Do you recall the photos of stone tower formations that spanned the front page of the Other Paper on May 16th? Well, you no longer need to wonder who the inspired artist is behind those remarkable creations. South Burlington resident, and custodian at University of Vermont’s Davis Center, Jacques-Paul Marton, also known as JP, constructed the towers, which are known as cairns. On a recent amber lit evening, I met JP, his wife, Wendy, and their rescue poodle, Cooper, at the Wheelock UVM Barn located off Spear and Swift Streets.
Once a working farm owned by the Wheelock family, it is now UVM land. JP explained that, generations ago, farmers dug up the rocks in the field behind the barn then discarded them on the edges so the tractors could till the land without damaging their plows. This past January, JP and Cooper ventured to the field, following a different route from their usual daily trek through the woods, as Cooper was recovering from an injured foot. That precise choice led JP to new discoveries, stimulating his buried artistic talent. On the outskirts of the field, he stumbled upon a scattering of rocks. “I just saw rocks popping up in the snow,” he said. And so JP started stacking one rock on top of another.
We made our way along the perimeter of the field, the smell of moist earth permeating the air. The descending sun reflected off basil-green grass, highlighting JP’s dimpled smile as he expressed his sense of “tranquility” and how he gets “into a zone” when constructing the cairns. “It’s a form of meditation,” he said. JP’s art seems to have evoked a similar feeling in others. He said, “A woman who walks this field told me that this place has become her spiritual ground.” Midway through our walk, JP bent down, reached into the sandy soil, let it sift through his fingers, like a sieve. He glanced at the cairns off in the distance, pointed to them, and said, “It’s like another human being held those rocks.” He held his hands out, as if cradling an infant.

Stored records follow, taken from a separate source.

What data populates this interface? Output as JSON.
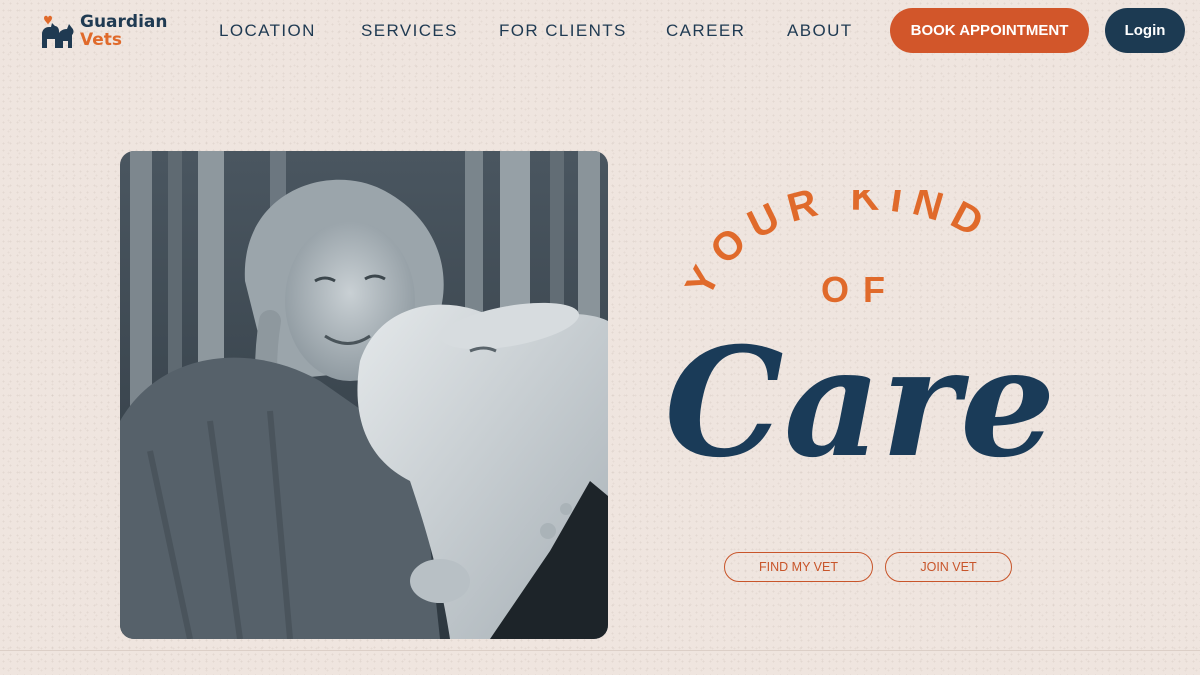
{
  "brand": {
    "line1": "Guardian",
    "line2": "Vets",
    "primary_color": "#1f3a52",
    "accent_color": "#e06a2b"
  },
  "nav": {
    "items": [
      {
        "label": "LOCATION"
      },
      {
        "label": "SERVICES"
      },
      {
        "label": "FOR CLIENTS"
      },
      {
        "label": "CAREER"
      },
      {
        "label": "ABOUT"
      }
    ]
  },
  "header": {
    "book_label": "BOOK APPOINTMENT",
    "login_label": "Login",
    "book_color": "#d2562a",
    "login_color": "#1c3a52"
  },
  "hero": {
    "image_icon": "girl-hugging-goat-photo",
    "headline_arc_1": "YOUR KIND",
    "headline_arc_2": "OF",
    "headline_script": "Care",
    "find_vet_label": "FIND MY VET",
    "join_vet_label": "JOIN VET"
  },
  "background_color": "#efe5df"
}
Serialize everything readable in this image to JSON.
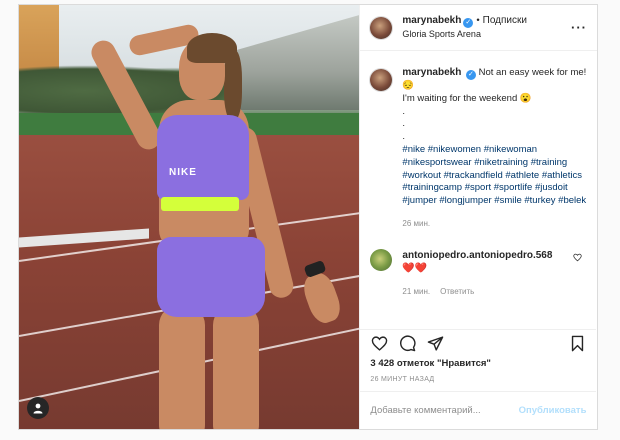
{
  "post": {
    "author": {
      "username": "marynabekh",
      "verified": true,
      "follow_label": "Подписки",
      "location": "Gloria Sports Arena"
    },
    "more_icon": "more-horizontal-icon",
    "caption": {
      "username": "marynabekh",
      "line1": "Not an easy week for me! 😔",
      "line2": "I'm waiting for the weekend 😮",
      "dots": [
        ".",
        ".",
        "."
      ],
      "hashtags": "#nike #nikewomen #nikewoman #nikesportswear #niketraining #training #workout #trackandfield #athlete #athletics #trainingcamp #sport #sportlife #jusdoit #jumper #longjumper #smile #turkey #belek",
      "time": "26 мин."
    },
    "comments": [
      {
        "username": "antoniopedro.antoniopedro.568",
        "text": "❤️❤️",
        "time": "21 мин.",
        "reply_label": "Ответить"
      }
    ],
    "actions": {
      "like_icon": "heart-icon",
      "comment_icon": "comment-icon",
      "share_icon": "paper-plane-icon",
      "save_icon": "bookmark-icon"
    },
    "likes_text": "3 428 отметок \"Нравится\"",
    "posted_ago": "26 МИНУТ НАЗАД",
    "add_comment": {
      "placeholder": "Добавьте комментарий...",
      "publish_label": "Опубликовать"
    },
    "photo_text": "NIKE"
  },
  "colors": {
    "verified": "#3897f0",
    "link": "#00376b",
    "muted": "#8e8e8e",
    "publish_disabled": "#b2dffc",
    "heart": "#ed4956"
  }
}
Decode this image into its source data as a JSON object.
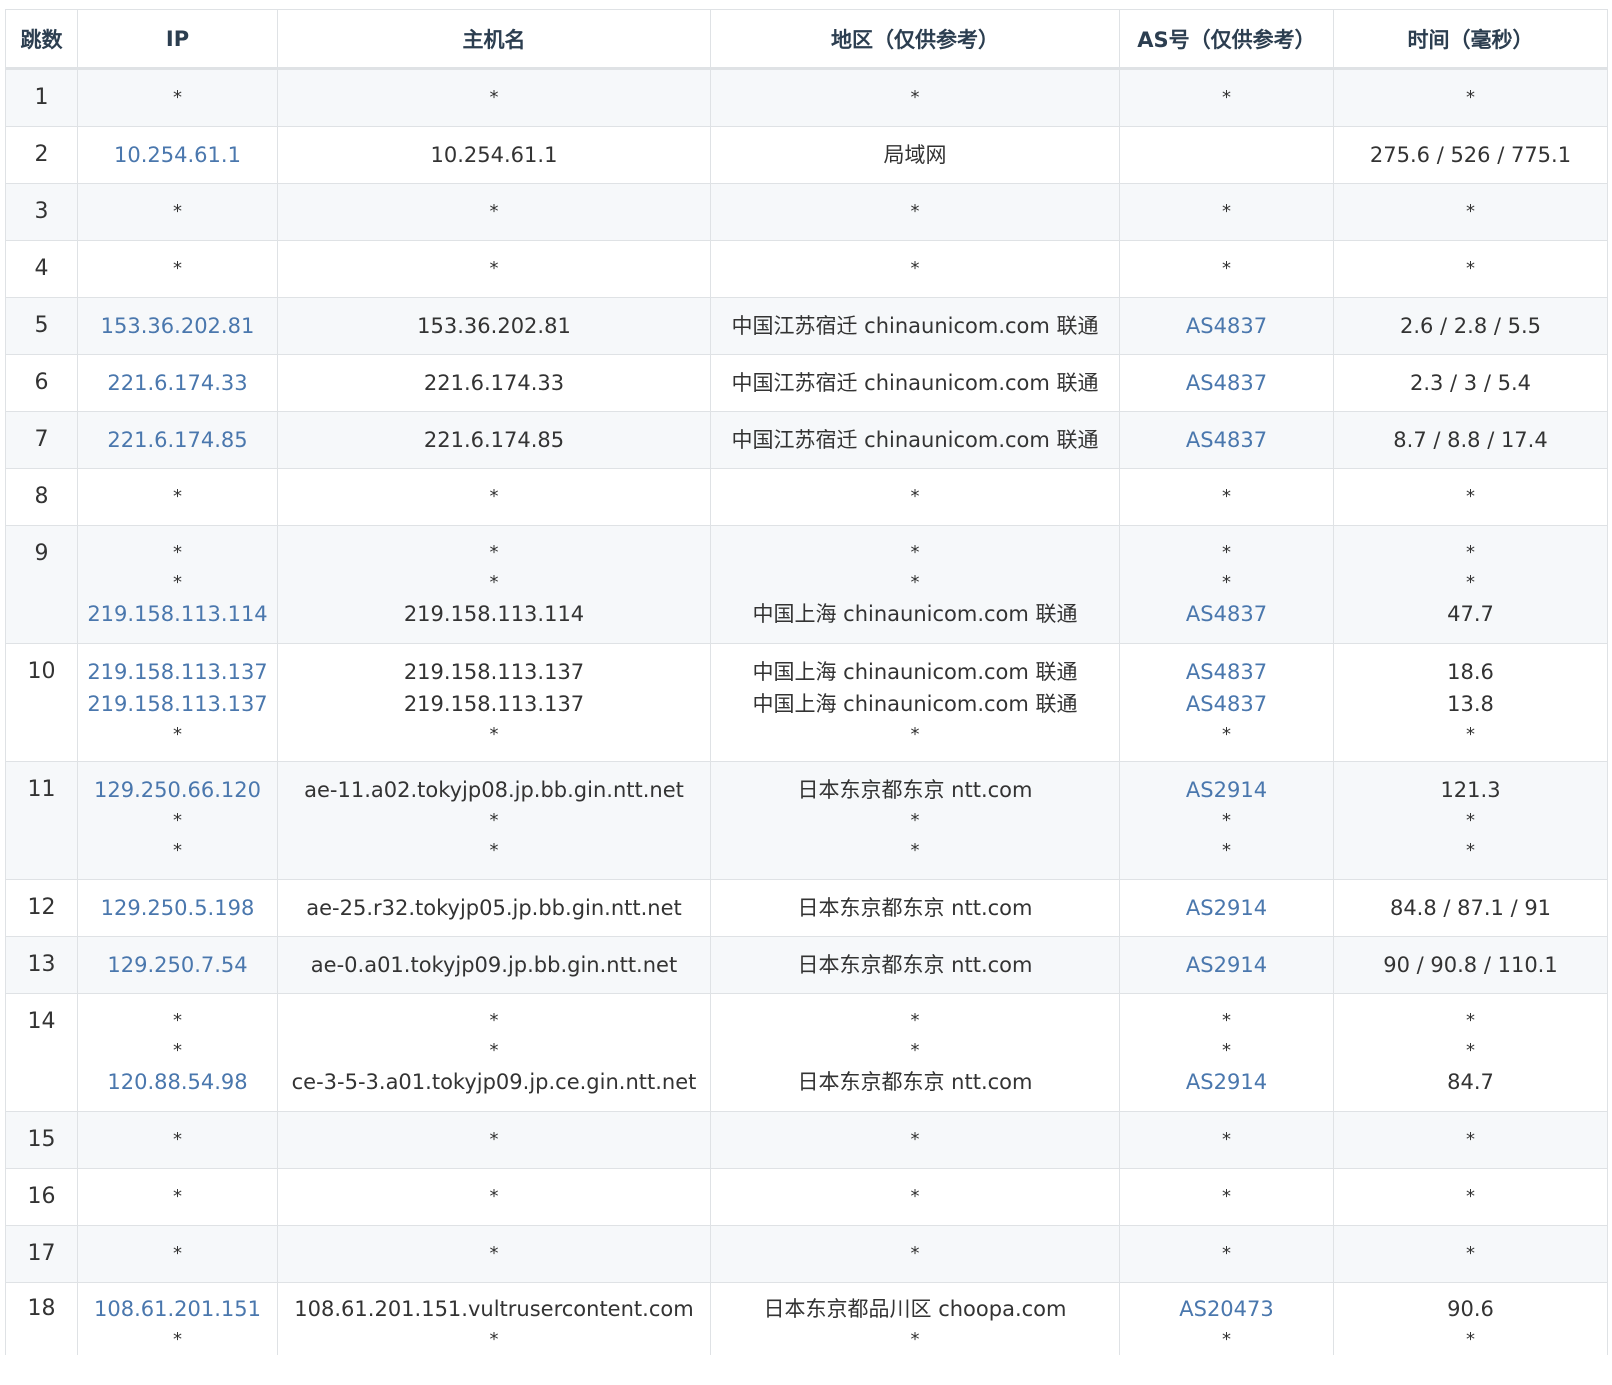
{
  "table": {
    "headers": [
      "跳数",
      "IP",
      "主机名",
      "地区（仅供参考）",
      "AS号（仅供参考）",
      "时间（毫秒）"
    ],
    "colors": {
      "link": "#4a77ad",
      "text": "#333333",
      "header": "#2c3e50",
      "stripe": "#f6f8fa",
      "border": "#dfe2e5"
    },
    "rows": [
      {
        "hop": "1",
        "ip": [
          "*"
        ],
        "host": [
          "*"
        ],
        "region": [
          "*"
        ],
        "as": [
          "*"
        ],
        "time": [
          "*"
        ]
      },
      {
        "hop": "2",
        "ip": [
          "10.254.61.1"
        ],
        "host": [
          "10.254.61.1"
        ],
        "region": [
          "局域网"
        ],
        "as": [
          ""
        ],
        "time": [
          "275.6 / 526 / 775.1"
        ]
      },
      {
        "hop": "3",
        "ip": [
          "*"
        ],
        "host": [
          "*"
        ],
        "region": [
          "*"
        ],
        "as": [
          "*"
        ],
        "time": [
          "*"
        ]
      },
      {
        "hop": "4",
        "ip": [
          "*"
        ],
        "host": [
          "*"
        ],
        "region": [
          "*"
        ],
        "as": [
          "*"
        ],
        "time": [
          "*"
        ]
      },
      {
        "hop": "5",
        "ip": [
          "153.36.202.81"
        ],
        "host": [
          "153.36.202.81"
        ],
        "region": [
          "中国江苏宿迁 chinaunicom.com 联通"
        ],
        "as": [
          "AS4837"
        ],
        "time": [
          "2.6 / 2.8 / 5.5"
        ]
      },
      {
        "hop": "6",
        "ip": [
          "221.6.174.33"
        ],
        "host": [
          "221.6.174.33"
        ],
        "region": [
          "中国江苏宿迁 chinaunicom.com 联通"
        ],
        "as": [
          "AS4837"
        ],
        "time": [
          "2.3 / 3 / 5.4"
        ]
      },
      {
        "hop": "7",
        "ip": [
          "221.6.174.85"
        ],
        "host": [
          "221.6.174.85"
        ],
        "region": [
          "中国江苏宿迁 chinaunicom.com 联通"
        ],
        "as": [
          "AS4837"
        ],
        "time": [
          "8.7 / 8.8 / 17.4"
        ]
      },
      {
        "hop": "8",
        "ip": [
          "*"
        ],
        "host": [
          "*"
        ],
        "region": [
          "*"
        ],
        "as": [
          "*"
        ],
        "time": [
          "*"
        ]
      },
      {
        "hop": "9",
        "ip": [
          "*",
          "*",
          "219.158.113.114"
        ],
        "host": [
          "*",
          "*",
          "219.158.113.114"
        ],
        "region": [
          "*",
          "*",
          "中国上海 chinaunicom.com 联通"
        ],
        "as": [
          "*",
          "*",
          "AS4837"
        ],
        "time": [
          "*",
          "*",
          "47.7"
        ]
      },
      {
        "hop": "10",
        "ip": [
          "219.158.113.137",
          "219.158.113.137",
          "*"
        ],
        "host": [
          "219.158.113.137",
          "219.158.113.137",
          "*"
        ],
        "region": [
          "中国上海 chinaunicom.com 联通",
          "中国上海 chinaunicom.com 联通",
          "*"
        ],
        "as": [
          "AS4837",
          "AS4837",
          "*"
        ],
        "time": [
          "18.6",
          "13.8",
          "*"
        ]
      },
      {
        "hop": "11",
        "ip": [
          "129.250.66.120",
          "*",
          "*"
        ],
        "host": [
          "ae-11.a02.tokyjp08.jp.bb.gin.ntt.net",
          "*",
          "*"
        ],
        "region": [
          "日本东京都东京 ntt.com",
          "*",
          "*"
        ],
        "as": [
          "AS2914",
          "*",
          "*"
        ],
        "time": [
          "121.3",
          "*",
          "*"
        ]
      },
      {
        "hop": "12",
        "ip": [
          "129.250.5.198"
        ],
        "host": [
          "ae-25.r32.tokyjp05.jp.bb.gin.ntt.net"
        ],
        "region": [
          "日本东京都东京 ntt.com"
        ],
        "as": [
          "AS2914"
        ],
        "time": [
          "84.8 / 87.1 / 91"
        ]
      },
      {
        "hop": "13",
        "ip": [
          "129.250.7.54"
        ],
        "host": [
          "ae-0.a01.tokyjp09.jp.bb.gin.ntt.net"
        ],
        "region": [
          "日本东京都东京 ntt.com"
        ],
        "as": [
          "AS2914"
        ],
        "time": [
          "90 / 90.8 / 110.1"
        ]
      },
      {
        "hop": "14",
        "ip": [
          "*",
          "*",
          "120.88.54.98"
        ],
        "host": [
          "*",
          "*",
          "ce-3-5-3.a01.tokyjp09.jp.ce.gin.ntt.net"
        ],
        "region": [
          "*",
          "*",
          "日本东京都东京 ntt.com"
        ],
        "as": [
          "*",
          "*",
          "AS2914"
        ],
        "time": [
          "*",
          "*",
          "84.7"
        ]
      },
      {
        "hop": "15",
        "ip": [
          "*"
        ],
        "host": [
          "*"
        ],
        "region": [
          "*"
        ],
        "as": [
          "*"
        ],
        "time": [
          "*"
        ]
      },
      {
        "hop": "16",
        "ip": [
          "*"
        ],
        "host": [
          "*"
        ],
        "region": [
          "*"
        ],
        "as": [
          "*"
        ],
        "time": [
          "*"
        ]
      },
      {
        "hop": "17",
        "ip": [
          "*"
        ],
        "host": [
          "*"
        ],
        "region": [
          "*"
        ],
        "as": [
          "*"
        ],
        "time": [
          "*"
        ]
      },
      {
        "hop": "18",
        "ip": [
          "108.61.201.151",
          "*"
        ],
        "host": [
          "108.61.201.151.vultrusercontent.com",
          "*"
        ],
        "region": [
          "日本东京都品川区 choopa.com",
          "*"
        ],
        "as": [
          "AS20473",
          "*"
        ],
        "time": [
          "90.6",
          "*"
        ]
      }
    ]
  }
}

Dozens of cairns grace the hillside, like a collection of relics in a museum. Yellow, red stone, granite, concrete, and even remnants of farm equipment, like a rusted piece of a plow, and sundried cow bones make up each of JPs creations. Not one cairn, or rock, is like another. Some are topped with rocks that look like hats or mushroom caps. Others have shelves supporting a mini pyramid of blemished, rough-edged, and perfectly round rocks. One looks like a little girl perched on a rock wall. We stopped at the very first set of cairns JP constructed, a grouping of at least eight. His daughter, Claire, calls them the Rascals, because, as Wendy said, “She sees them moving at night.” JP has no idea how many there are, how many rocks make up each cairn, or how long it has taken him to build each one. “If you count, you end up making mistakes,” he said, swiping the sweet-summer air with his earth painted hand. Do we spend too much time counting?
JP continued through the tall grass, encouraging me to join him, to view each individual rock up close. “This one feels like skin,” he said, massaging the rock as if it were alive. “See, this one has a scar.” He studied every divot, pockmark, and unique pattern. “This one looks like it’s from another planet,” he said, cupping an amorphous shaped rock in his palm. “Look at the grain in this one.” He ran his hand over its smooth body. “It must be millions of years old.” He pushed aside a section of wiry grass, scratched at the dirt, and said, “It’s like digging through the past.” He stood up, and spread his arms wide, as if ready to embrace the landscape.
JP’s connection with the cairns is like a parent-child relationship. “Now that I’ve built them, I need to take care of them,” he said. So, he and Cooper walk this field every evening. He practices what he calls, “the earthquake test.” He jumps up and down next to each cairn to make sure the rocks don’t fall off. JP learned from experience. One of the first cairns he constructed succumbed to an avalanche. A rock tumbled down the pile, chasing Cooper along the way. Fortunately, Cooper escaped injury, and apparently was not traumatized by that experience. He followed us every step of the way, leaping and darting through the grass, and sniffing each cairn.
When JP started building the cairns, he didn’t want people to notice him because, if asked, he didn’t know how to explain what he was doing. But he no longer hides his intimacy with his art. Runners, walkers, and first time visitors stop to explore among the cairns and talk with JP about them. He recalled a couple he met in the field who told him that his creations reminded them of the cairns they saw on their trip to Hawaii. For others, the cairns conjure deep-rooted emotional responses about difficult pasts, which they willingly share with JP.
As we neared the end of our tour, JP said, “ I want to find a way to get people to talk, to take notice, to interact through an open and continuous dialogue with the world.” In the field of cairns, JP has certainly succeeded in his quest. As we climbed the hill back to the barn, basking in the syrupy light, a couple out for a walk stopped to talk with JP. “Hey, the husband said, “You’re the rock star.” But JP considers those who appreciate his art as the true stars. In follow-up to our meeting, he said. “I have been very fortunate … to have met people … who have left me with indelible experiences that have gone on to beautifully influence and enrich my Life.”
You have to visit the cairns to fully understand.
SOURCE: Melissa Cronin, Contributor